What the task requires
Read through the entries below and copy each line where "JSON" turns up.

········

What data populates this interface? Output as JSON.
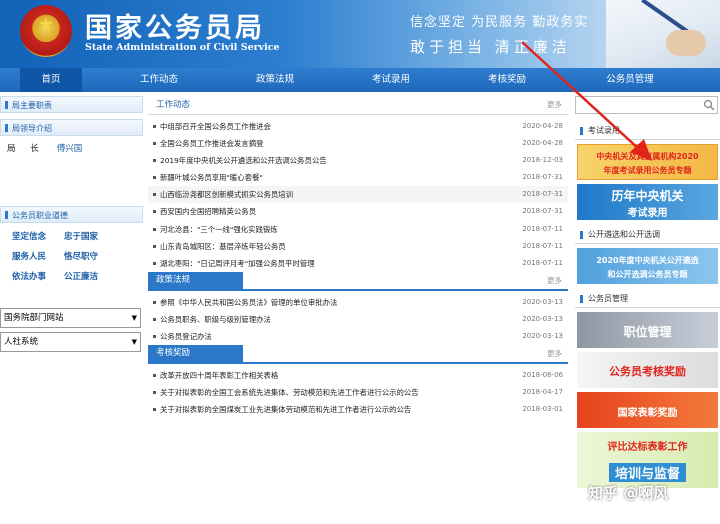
{
  "header": {
    "title": "国家公务员局",
    "subtitle": "State Administration of Civil Service",
    "slogan_line1": "信念坚定  为民服务  勤政务实",
    "slogan_line2": "敢于担当   清正廉洁"
  },
  "nav": {
    "items": [
      "首页",
      "工作动态",
      "政策法规",
      "考试录用",
      "考核奖励",
      "公务员管理"
    ]
  },
  "left": {
    "duties_title": "局主要职责",
    "leaders_title": "局领导介绍",
    "leader_role": "局  长",
    "leader_name": "傅兴国",
    "ethics_title": "公务员职业道德",
    "ethics": [
      "坚定信念",
      "忠于国家",
      "服务人民",
      "恪尽职守",
      "依法办事",
      "公正廉洁"
    ],
    "select1": "国务院部门网站",
    "select2": "人社系统"
  },
  "center": {
    "more_label": "更多",
    "section1_title": "工作动态",
    "section1_items": [
      {
        "text": "中组部召开全国公务员工作推进会",
        "date": "2020-04-28"
      },
      {
        "text": "全国公务员工作推进会发言摘登",
        "date": "2020-04-28"
      },
      {
        "text": "2019年度中央机关公开遴选和公开选调公务员公告",
        "date": "2018-12-03"
      },
      {
        "text": "新疆叶城公务员享用\"暖心套餐\"",
        "date": "2018-07-31"
      },
      {
        "text": "山西临汾尧都区创新模式抓实公务员培训",
        "date": "2018-07-31"
      },
      {
        "text": "西安国内全国招聘精英公务员",
        "date": "2018-07-31"
      },
      {
        "text": "河北沧县：\"三个一线\"强化实践锻炼",
        "date": "2018-07-11"
      },
      {
        "text": "山东青岛城阳区：基层淬炼年轻公务员",
        "date": "2018-07-11"
      },
      {
        "text": "湖北枣阳：\"日记周评月考\"加强公务员平时管理",
        "date": "2018-07-11"
      }
    ],
    "section2_title": "政策法规",
    "section2_items": [
      {
        "text": "参照《中华人民共和国公务员法》管理的单位审批办法",
        "date": "2020-03-13"
      },
      {
        "text": "公务员职务、职级与级别管理办法",
        "date": "2020-03-13"
      },
      {
        "text": "公务员登记办法",
        "date": "2020-03-13"
      }
    ],
    "section3_title": "考核奖励",
    "section3_items": [
      {
        "text": "改革开放四十周年表彰工作相关表格",
        "date": "2018-06-06"
      },
      {
        "text": "关于对拟表彰的全国工会系统先进集体、劳动模范和先进工作者进行公示的公告",
        "date": "2018-04-17"
      },
      {
        "text": "关于对拟表彰的全国煤炭工业先进集体劳动模范和先进工作者进行公示的公告",
        "date": "2018-03-01"
      }
    ]
  },
  "right": {
    "exam_title": "考试录用",
    "banner1_line1": "中央机关及其直属机构2020",
    "banner1_line2": "年度考试录用公务员专题",
    "banner2_line1": "历年中央机关",
    "banner2_line2": "考试录用",
    "transfer_title": "公开遴选和公开选调",
    "banner3_line1": "2020年度中央机关公开遴选",
    "banner3_line2": "和公开选调公务员专题",
    "mgmt_title": "公务员管理",
    "banner4": "职位管理",
    "banner5": "公务员考核奖励",
    "banner6": "国家表彰奖励",
    "banner7_line1": "评比达标表彰工作",
    "banner7_line2": "培训与监督"
  },
  "watermark": "知乎 @啊风",
  "colors": {
    "brand_blue": "#1d68bb",
    "link_blue": "#1d5fa8",
    "annotation_red": "#e0231b"
  }
}
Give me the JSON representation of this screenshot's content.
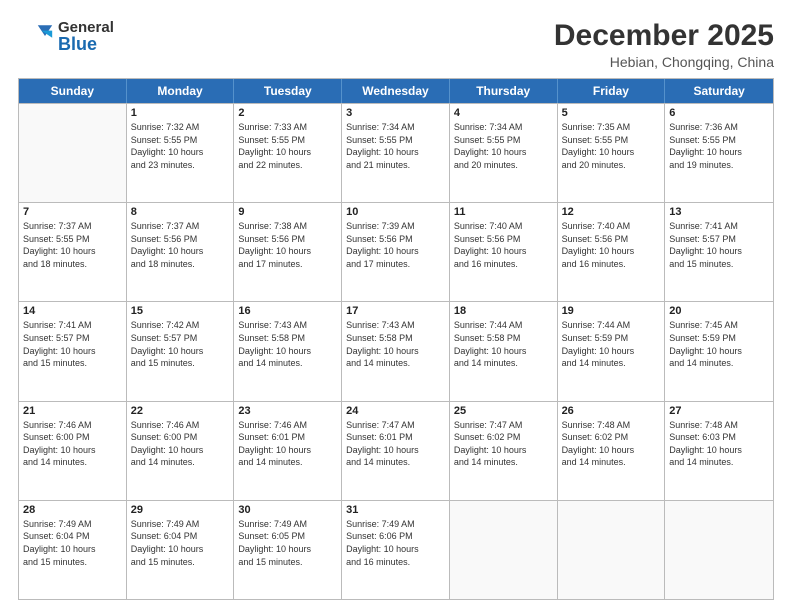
{
  "header": {
    "logo_general": "General",
    "logo_blue": "Blue",
    "month_title": "December 2025",
    "location": "Hebian, Chongqing, China"
  },
  "weekdays": [
    "Sunday",
    "Monday",
    "Tuesday",
    "Wednesday",
    "Thursday",
    "Friday",
    "Saturday"
  ],
  "rows": [
    [
      {
        "day": "",
        "info": ""
      },
      {
        "day": "1",
        "info": "Sunrise: 7:32 AM\nSunset: 5:55 PM\nDaylight: 10 hours\nand 23 minutes."
      },
      {
        "day": "2",
        "info": "Sunrise: 7:33 AM\nSunset: 5:55 PM\nDaylight: 10 hours\nand 22 minutes."
      },
      {
        "day": "3",
        "info": "Sunrise: 7:34 AM\nSunset: 5:55 PM\nDaylight: 10 hours\nand 21 minutes."
      },
      {
        "day": "4",
        "info": "Sunrise: 7:34 AM\nSunset: 5:55 PM\nDaylight: 10 hours\nand 20 minutes."
      },
      {
        "day": "5",
        "info": "Sunrise: 7:35 AM\nSunset: 5:55 PM\nDaylight: 10 hours\nand 20 minutes."
      },
      {
        "day": "6",
        "info": "Sunrise: 7:36 AM\nSunset: 5:55 PM\nDaylight: 10 hours\nand 19 minutes."
      }
    ],
    [
      {
        "day": "7",
        "info": "Sunrise: 7:37 AM\nSunset: 5:55 PM\nDaylight: 10 hours\nand 18 minutes."
      },
      {
        "day": "8",
        "info": "Sunrise: 7:37 AM\nSunset: 5:56 PM\nDaylight: 10 hours\nand 18 minutes."
      },
      {
        "day": "9",
        "info": "Sunrise: 7:38 AM\nSunset: 5:56 PM\nDaylight: 10 hours\nand 17 minutes."
      },
      {
        "day": "10",
        "info": "Sunrise: 7:39 AM\nSunset: 5:56 PM\nDaylight: 10 hours\nand 17 minutes."
      },
      {
        "day": "11",
        "info": "Sunrise: 7:40 AM\nSunset: 5:56 PM\nDaylight: 10 hours\nand 16 minutes."
      },
      {
        "day": "12",
        "info": "Sunrise: 7:40 AM\nSunset: 5:56 PM\nDaylight: 10 hours\nand 16 minutes."
      },
      {
        "day": "13",
        "info": "Sunrise: 7:41 AM\nSunset: 5:57 PM\nDaylight: 10 hours\nand 15 minutes."
      }
    ],
    [
      {
        "day": "14",
        "info": "Sunrise: 7:41 AM\nSunset: 5:57 PM\nDaylight: 10 hours\nand 15 minutes."
      },
      {
        "day": "15",
        "info": "Sunrise: 7:42 AM\nSunset: 5:57 PM\nDaylight: 10 hours\nand 15 minutes."
      },
      {
        "day": "16",
        "info": "Sunrise: 7:43 AM\nSunset: 5:58 PM\nDaylight: 10 hours\nand 14 minutes."
      },
      {
        "day": "17",
        "info": "Sunrise: 7:43 AM\nSunset: 5:58 PM\nDaylight: 10 hours\nand 14 minutes."
      },
      {
        "day": "18",
        "info": "Sunrise: 7:44 AM\nSunset: 5:58 PM\nDaylight: 10 hours\nand 14 minutes."
      },
      {
        "day": "19",
        "info": "Sunrise: 7:44 AM\nSunset: 5:59 PM\nDaylight: 10 hours\nand 14 minutes."
      },
      {
        "day": "20",
        "info": "Sunrise: 7:45 AM\nSunset: 5:59 PM\nDaylight: 10 hours\nand 14 minutes."
      }
    ],
    [
      {
        "day": "21",
        "info": "Sunrise: 7:46 AM\nSunset: 6:00 PM\nDaylight: 10 hours\nand 14 minutes."
      },
      {
        "day": "22",
        "info": "Sunrise: 7:46 AM\nSunset: 6:00 PM\nDaylight: 10 hours\nand 14 minutes."
      },
      {
        "day": "23",
        "info": "Sunrise: 7:46 AM\nSunset: 6:01 PM\nDaylight: 10 hours\nand 14 minutes."
      },
      {
        "day": "24",
        "info": "Sunrise: 7:47 AM\nSunset: 6:01 PM\nDaylight: 10 hours\nand 14 minutes."
      },
      {
        "day": "25",
        "info": "Sunrise: 7:47 AM\nSunset: 6:02 PM\nDaylight: 10 hours\nand 14 minutes."
      },
      {
        "day": "26",
        "info": "Sunrise: 7:48 AM\nSunset: 6:02 PM\nDaylight: 10 hours\nand 14 minutes."
      },
      {
        "day": "27",
        "info": "Sunrise: 7:48 AM\nSunset: 6:03 PM\nDaylight: 10 hours\nand 14 minutes."
      }
    ],
    [
      {
        "day": "28",
        "info": "Sunrise: 7:49 AM\nSunset: 6:04 PM\nDaylight: 10 hours\nand 15 minutes."
      },
      {
        "day": "29",
        "info": "Sunrise: 7:49 AM\nSunset: 6:04 PM\nDaylight: 10 hours\nand 15 minutes."
      },
      {
        "day": "30",
        "info": "Sunrise: 7:49 AM\nSunset: 6:05 PM\nDaylight: 10 hours\nand 15 minutes."
      },
      {
        "day": "31",
        "info": "Sunrise: 7:49 AM\nSunset: 6:06 PM\nDaylight: 10 hours\nand 16 minutes."
      },
      {
        "day": "",
        "info": ""
      },
      {
        "day": "",
        "info": ""
      },
      {
        "day": "",
        "info": ""
      }
    ]
  ]
}
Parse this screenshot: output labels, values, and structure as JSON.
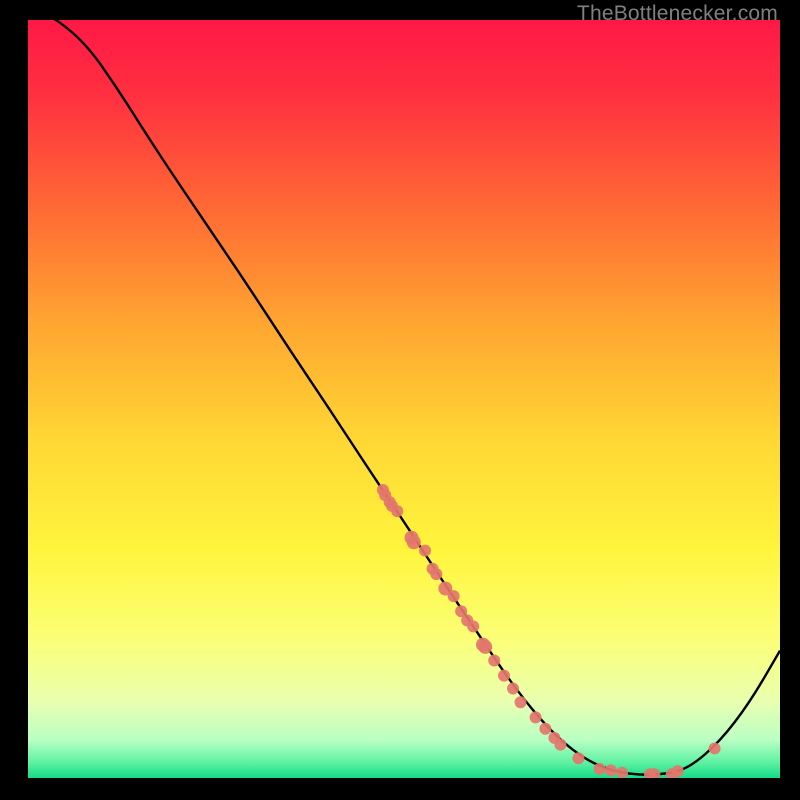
{
  "attribution": "TheBottlenecker.com",
  "chart_data": {
    "type": "line",
    "title": "",
    "xlabel": "",
    "ylabel": "",
    "xlim": [
      0,
      100
    ],
    "ylim": [
      0,
      100
    ],
    "grid": false,
    "colors": {
      "curve": "#000000",
      "points": "#e3766c",
      "gradient_top": "#ff1a49",
      "gradient_mid_high": "#ff7a2e",
      "gradient_mid": "#ffe838",
      "gradient_low": "#f7ffc6",
      "gradient_bottom": "#17dd86"
    },
    "curve": [
      {
        "x": 0.0,
        "y": 102.0
      },
      {
        "x": 4.0,
        "y": 100.0
      },
      {
        "x": 8.0,
        "y": 96.5
      },
      {
        "x": 12.0,
        "y": 90.8
      },
      {
        "x": 16.0,
        "y": 84.5
      },
      {
        "x": 20.0,
        "y": 78.5
      },
      {
        "x": 25.0,
        "y": 71.2
      },
      {
        "x": 30.0,
        "y": 63.8
      },
      {
        "x": 35.0,
        "y": 56.2
      },
      {
        "x": 40.0,
        "y": 48.8
      },
      {
        "x": 45.0,
        "y": 41.2
      },
      {
        "x": 50.0,
        "y": 33.8
      },
      {
        "x": 55.0,
        "y": 26.2
      },
      {
        "x": 60.0,
        "y": 18.8
      },
      {
        "x": 65.0,
        "y": 11.5
      },
      {
        "x": 70.0,
        "y": 5.6
      },
      {
        "x": 75.0,
        "y": 1.8
      },
      {
        "x": 80.0,
        "y": 0.4
      },
      {
        "x": 85.0,
        "y": 0.5
      },
      {
        "x": 88.0,
        "y": 1.4
      },
      {
        "x": 92.0,
        "y": 4.8
      },
      {
        "x": 96.0,
        "y": 10.0
      },
      {
        "x": 100.0,
        "y": 16.8
      }
    ],
    "points": [
      {
        "x": 47.2,
        "y": 38.0,
        "r": 6
      },
      {
        "x": 47.5,
        "y": 37.3,
        "r": 6
      },
      {
        "x": 48.1,
        "y": 36.4,
        "r": 6
      },
      {
        "x": 48.4,
        "y": 35.9,
        "r": 6
      },
      {
        "x": 49.1,
        "y": 35.2,
        "r": 6
      },
      {
        "x": 51.0,
        "y": 31.7,
        "r": 7
      },
      {
        "x": 51.3,
        "y": 31.1,
        "r": 7
      },
      {
        "x": 52.8,
        "y": 30.0,
        "r": 6
      },
      {
        "x": 53.8,
        "y": 27.6,
        "r": 6
      },
      {
        "x": 54.3,
        "y": 26.9,
        "r": 6
      },
      {
        "x": 55.5,
        "y": 25.0,
        "r": 7
      },
      {
        "x": 56.6,
        "y": 24.0,
        "r": 6
      },
      {
        "x": 57.6,
        "y": 22.0,
        "r": 6
      },
      {
        "x": 58.4,
        "y": 20.8,
        "r": 6
      },
      {
        "x": 59.2,
        "y": 20.0,
        "r": 6
      },
      {
        "x": 60.5,
        "y": 17.6,
        "r": 7
      },
      {
        "x": 60.8,
        "y": 17.3,
        "r": 7
      },
      {
        "x": 62.0,
        "y": 15.5,
        "r": 6
      },
      {
        "x": 63.3,
        "y": 13.5,
        "r": 6
      },
      {
        "x": 64.5,
        "y": 11.8,
        "r": 6
      },
      {
        "x": 65.5,
        "y": 10.0,
        "r": 6
      },
      {
        "x": 67.5,
        "y": 8.0,
        "r": 6
      },
      {
        "x": 68.8,
        "y": 6.5,
        "r": 6
      },
      {
        "x": 70.0,
        "y": 5.3,
        "r": 6
      },
      {
        "x": 70.8,
        "y": 4.4,
        "r": 6
      },
      {
        "x": 73.2,
        "y": 2.6,
        "r": 6
      },
      {
        "x": 76.0,
        "y": 1.2,
        "r": 6
      },
      {
        "x": 77.5,
        "y": 1.0,
        "r": 6
      },
      {
        "x": 79.0,
        "y": 0.7,
        "r": 6
      },
      {
        "x": 82.7,
        "y": 0.5,
        "r": 6
      },
      {
        "x": 83.3,
        "y": 0.5,
        "r": 6
      },
      {
        "x": 85.6,
        "y": 0.5,
        "r": 6
      },
      {
        "x": 86.4,
        "y": 0.9,
        "r": 6
      },
      {
        "x": 91.3,
        "y": 3.9,
        "r": 6
      }
    ]
  }
}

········

Exercise result
What data populates this interface? Output as JSON.
Give me the JSON representation of this screenshot's content.
Parse this screenshot: output labels, values, and structure as JSON.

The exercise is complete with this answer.